Segment Open
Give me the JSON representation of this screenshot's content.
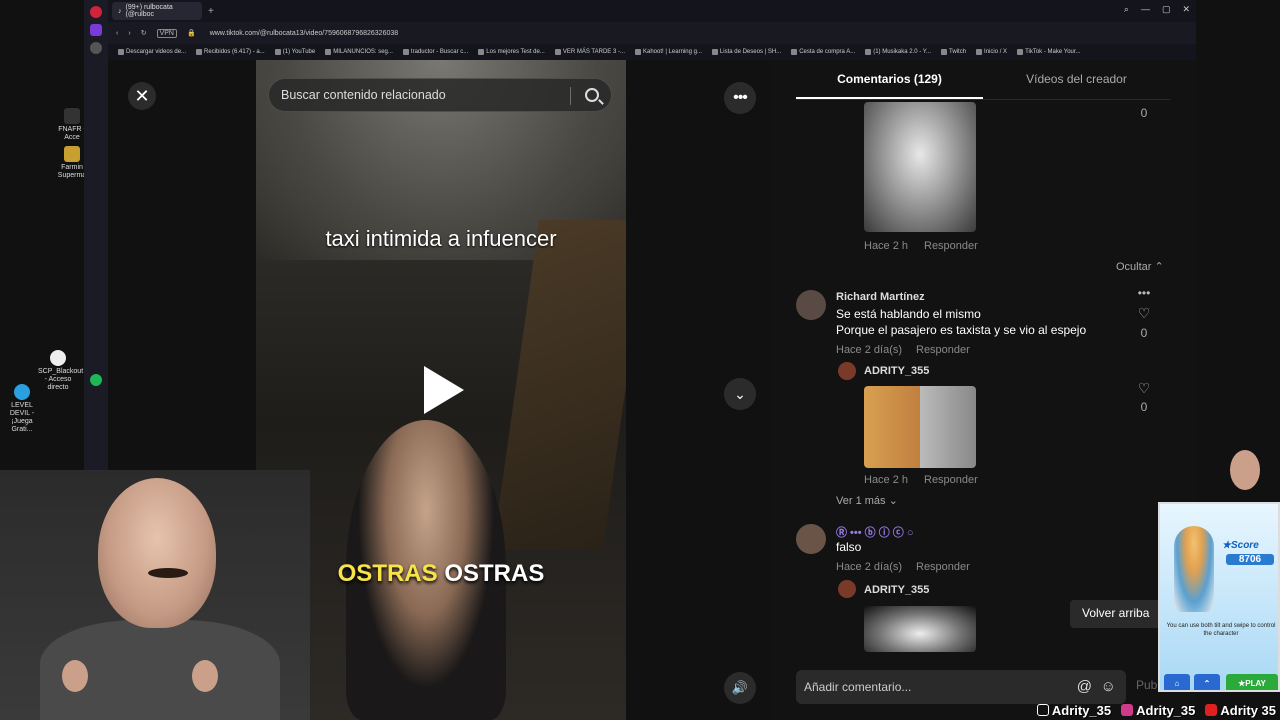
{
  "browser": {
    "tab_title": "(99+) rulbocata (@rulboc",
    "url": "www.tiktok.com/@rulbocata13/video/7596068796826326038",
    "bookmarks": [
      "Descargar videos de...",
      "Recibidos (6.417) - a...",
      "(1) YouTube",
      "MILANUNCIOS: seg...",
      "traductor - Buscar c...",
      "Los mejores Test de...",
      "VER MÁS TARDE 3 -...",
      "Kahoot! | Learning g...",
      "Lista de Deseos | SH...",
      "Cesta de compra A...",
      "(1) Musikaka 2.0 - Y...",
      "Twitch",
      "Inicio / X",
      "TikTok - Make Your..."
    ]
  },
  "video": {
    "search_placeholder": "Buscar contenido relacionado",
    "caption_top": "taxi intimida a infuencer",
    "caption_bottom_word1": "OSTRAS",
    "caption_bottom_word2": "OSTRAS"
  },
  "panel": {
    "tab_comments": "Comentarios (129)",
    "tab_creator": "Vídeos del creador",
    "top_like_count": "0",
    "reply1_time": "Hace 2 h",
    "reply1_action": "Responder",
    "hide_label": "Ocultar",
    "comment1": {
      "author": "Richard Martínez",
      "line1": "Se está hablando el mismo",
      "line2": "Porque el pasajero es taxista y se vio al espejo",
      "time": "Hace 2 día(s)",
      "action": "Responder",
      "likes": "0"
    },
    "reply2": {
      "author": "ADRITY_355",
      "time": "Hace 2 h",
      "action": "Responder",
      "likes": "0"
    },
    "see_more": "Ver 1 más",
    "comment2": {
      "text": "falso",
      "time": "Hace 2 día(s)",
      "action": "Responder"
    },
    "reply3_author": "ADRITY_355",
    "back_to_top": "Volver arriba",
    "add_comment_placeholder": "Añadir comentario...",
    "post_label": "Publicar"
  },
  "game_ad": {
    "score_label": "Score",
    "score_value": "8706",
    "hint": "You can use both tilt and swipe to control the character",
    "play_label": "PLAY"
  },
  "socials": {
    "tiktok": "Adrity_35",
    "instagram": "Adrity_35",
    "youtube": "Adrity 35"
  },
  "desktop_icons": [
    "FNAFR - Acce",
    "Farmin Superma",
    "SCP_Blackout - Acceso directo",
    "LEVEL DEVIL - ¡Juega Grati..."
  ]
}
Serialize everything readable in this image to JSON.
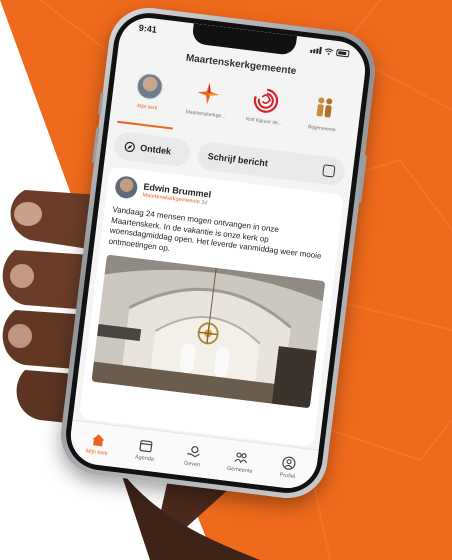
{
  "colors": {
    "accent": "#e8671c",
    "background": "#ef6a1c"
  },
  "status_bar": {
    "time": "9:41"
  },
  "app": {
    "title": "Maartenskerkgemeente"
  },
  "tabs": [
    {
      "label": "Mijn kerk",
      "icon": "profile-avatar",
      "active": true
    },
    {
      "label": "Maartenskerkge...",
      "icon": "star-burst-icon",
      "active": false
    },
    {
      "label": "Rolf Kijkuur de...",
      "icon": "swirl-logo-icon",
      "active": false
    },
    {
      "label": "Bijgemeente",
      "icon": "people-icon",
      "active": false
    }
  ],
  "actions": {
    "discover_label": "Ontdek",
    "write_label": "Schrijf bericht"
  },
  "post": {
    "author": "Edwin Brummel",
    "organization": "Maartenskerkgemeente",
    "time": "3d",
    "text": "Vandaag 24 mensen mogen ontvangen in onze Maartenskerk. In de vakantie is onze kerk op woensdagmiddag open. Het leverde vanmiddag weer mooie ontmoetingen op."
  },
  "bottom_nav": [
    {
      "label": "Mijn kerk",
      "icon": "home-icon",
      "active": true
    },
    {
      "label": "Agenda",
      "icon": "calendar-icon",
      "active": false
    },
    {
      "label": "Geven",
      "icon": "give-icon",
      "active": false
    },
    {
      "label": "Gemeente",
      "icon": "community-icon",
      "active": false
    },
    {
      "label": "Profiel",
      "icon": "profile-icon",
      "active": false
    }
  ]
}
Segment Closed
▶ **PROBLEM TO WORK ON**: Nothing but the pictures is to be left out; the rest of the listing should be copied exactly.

▶ **RESPONSE FOR THIS EXERCISE**:
Give me the JSON representation of this screenshot's content.
{
  "browser": {
    "tab_title": "(99+) rulbocata (@rulboc",
    "url": "www.tiktok.com/@rulbocata13/video/7596068796826326038",
    "bookmarks": [
      "Descargar videos de...",
      "Recibidos (6.417) - a...",
      "(1) YouTube",
      "MILANUNCIOS: seg...",
      "traductor - Buscar c...",
      "Los mejores Test de...",
      "VER MÁS TARDE 3 -...",
      "Kahoot! | Learning g...",
      "Lista de Deseos | SH...",
      "Cesta de compra A...",
      "(1) Musikaka 2.0 - Y...",
      "Twitch",
      "Inicio / X",
      "TikTok - Make Your..."
    ]
  },
  "video": {
    "search_placeholder": "Buscar contenido relacionado",
    "caption_top": "taxi intimida a infuencer",
    "caption_bottom_word1": "OSTRAS",
    "caption_bottom_word2": "OSTRAS"
  },
  "panel": {
    "tab_comments": "Comentarios (129)",
    "tab_creator": "Vídeos del creador",
    "top_like_count": "0",
    "reply1_time": "Hace 2 h",
    "reply1_action": "Responder",
    "hide_label": "Ocultar",
    "comment1": {
      "author": "Richard Martínez",
      "line1": "Se está hablando el mismo",
      "line2": "Porque el pasajero es taxista y se vio al espejo",
      "time": "Hace 2 día(s)",
      "action": "Responder",
      "likes": "0"
    },
    "reply2": {
      "author": "ADRITY_355",
      "time": "Hace 2 h",
      "action": "Responder",
      "likes": "0"
    },
    "see_more": "Ver 1 más",
    "comment2": {
      "text": "falso",
      "time": "Hace 2 día(s)",
      "action": "Responder"
    },
    "reply3_author": "ADRITY_355",
    "back_to_top": "Volver arriba",
    "add_comment_placeholder": "Añadir comentario...",
    "post_label": "Publicar"
  },
  "game_ad": {
    "score_label": "Score",
    "score_value": "8706",
    "hint": "You can use both tilt and swipe to control the character",
    "play_label": "PLAY"
  },
  "socials": {
    "tiktok": "Adrity_35",
    "instagram": "Adrity_35",
    "youtube": "Adrity 35"
  },
  "desktop_icons": [
    "FNAFR - Acce",
    "Farmin Superma",
    "SCP_Blackout - Acceso directo",
    "LEVEL DEVIL - ¡Juega Grati..."
  ]
}
Serialize everything readable in this image to JSON.
{
  "colors": {
    "accent": "#e8671c",
    "background": "#ef6a1c"
  },
  "status_bar": {
    "time": "9:41"
  },
  "app": {
    "title": "Maartenskerkgemeente"
  },
  "tabs": [
    {
      "label": "Mijn kerk",
      "icon": "profile-avatar",
      "active": true
    },
    {
      "label": "Maartenskerkge...",
      "icon": "star-burst-icon",
      "active": false
    },
    {
      "label": "Rolf Kijkuur de...",
      "icon": "swirl-logo-icon",
      "active": false
    },
    {
      "label": "Bijgemeente",
      "icon": "people-icon",
      "active": false
    }
  ],
  "actions": {
    "discover_label": "Ontdek",
    "write_label": "Schrijf bericht"
  },
  "post": {
    "author": "Edwin Brummel",
    "organization": "Maartenskerkgemeente",
    "time": "3d",
    "text": "Vandaag 24 mensen mogen ontvangen in onze Maartenskerk. In de vakantie is onze kerk op woensdagmiddag open. Het leverde vanmiddag weer mooie ontmoetingen op."
  },
  "bottom_nav": [
    {
      "label": "Mijn kerk",
      "icon": "home-icon",
      "active": true
    },
    {
      "label": "Agenda",
      "icon": "calendar-icon",
      "active": false
    },
    {
      "label": "Geven",
      "icon": "give-icon",
      "active": false
    },
    {
      "label": "Gemeente",
      "icon": "community-icon",
      "active": false
    },
    {
      "label": "Profiel",
      "icon": "profile-icon",
      "active": false
    }
  ]
}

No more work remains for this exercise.